A young patient has become one of the first in the country to take part in a new scheme giving children the chance to go behind the scenes in hospital laboratories to follow their own blood treatment.
William Rhodes, nine, had been staying in hospital in Leeds for treatment for his rare bone marrow failure disorder, Diamond Blackfan Anaemia.
The condition means William cannot make enough red blood cells in his body.
It requires transfusions in hospitals, which parents like William’s say can be a confusing process for a child.
To help William understand more about his treatment, the youngster was given the rare chance to don a lab coat and take his own blood sample to the St James’ Hospital haematology department – and even choose the blood he would then receive for his own transfusion.
William became the first patient in Yorkshire to take part in the Harvey’s Gang scheme, which launched in 2014.
Caroline Rhodes, William’s mum, told the Yorkshire Evening Post: “The visit to the blood labs really made a difference to William’s understanding of the whole process, he now knows where his bag of blood comes from and he knows where all his blood results come from and how it happens.
“This all helps him to understand his illness and the meaning of certain words that may seem pretty straight forward to us.
“This means a lot to us as parents as William sometimes struggles to understand things when explained verbally and it always helps him to see things visually.”
Flanked by Leeds Teaching Hospital NHS Trust haematology scientists, William was able to watch his own sample being processed at the St James’ Hospital lab, and then see his blood cells under the microscope.
He also visited the hospital’s transfusion lab, where William could see the laboratory records for every transfusion he had received since he was just five-months-old.
The nine-year-old also worked with the scientists to understand which blood types were suitable for him, before eventually selecting his own.
Jennifer Rock, transfusion practitioner at the NHS trust in Leeds, said that while the scheme was benefiting patients, staff at the hospital also enjoyed taking part.
William’s visit came just weeks after the YEP launched our We Love Our NHS campaign, which aims to give praise to the region’s hardworking – and often unseen – NHS staff.
“Harvey’s Gang is a fantastic initiative and we’re proud to be a part of it here in Leeds,” Ms Rock said.
“The visits mean so much to the children and to their parents, it really gives them a greater understanding of their hospital treatment and what happens behind the scenes.
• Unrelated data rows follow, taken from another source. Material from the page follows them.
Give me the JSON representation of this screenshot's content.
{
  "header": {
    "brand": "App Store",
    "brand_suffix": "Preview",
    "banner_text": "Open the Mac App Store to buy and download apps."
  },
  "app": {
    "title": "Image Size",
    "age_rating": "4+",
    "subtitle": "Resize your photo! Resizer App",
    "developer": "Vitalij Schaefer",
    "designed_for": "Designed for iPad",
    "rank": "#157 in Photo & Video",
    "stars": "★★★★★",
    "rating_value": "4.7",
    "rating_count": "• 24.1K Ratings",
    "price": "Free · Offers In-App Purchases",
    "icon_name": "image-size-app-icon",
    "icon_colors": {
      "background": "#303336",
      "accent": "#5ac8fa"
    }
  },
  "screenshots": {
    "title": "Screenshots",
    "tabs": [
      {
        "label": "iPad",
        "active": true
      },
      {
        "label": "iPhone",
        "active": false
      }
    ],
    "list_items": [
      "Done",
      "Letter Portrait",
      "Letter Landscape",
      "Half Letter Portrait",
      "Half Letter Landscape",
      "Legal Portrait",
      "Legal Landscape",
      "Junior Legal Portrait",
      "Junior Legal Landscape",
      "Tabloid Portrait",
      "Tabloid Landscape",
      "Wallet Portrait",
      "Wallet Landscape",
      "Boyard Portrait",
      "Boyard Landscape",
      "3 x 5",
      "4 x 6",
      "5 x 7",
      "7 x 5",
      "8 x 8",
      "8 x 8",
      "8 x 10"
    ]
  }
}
“It also means a great deal to staff who really enjoy getting to know the patients and their families.”
The trust in Leeds now plans to roll out the Harvey’s Gang programme in full, and another patient will go behind the scenes later this month.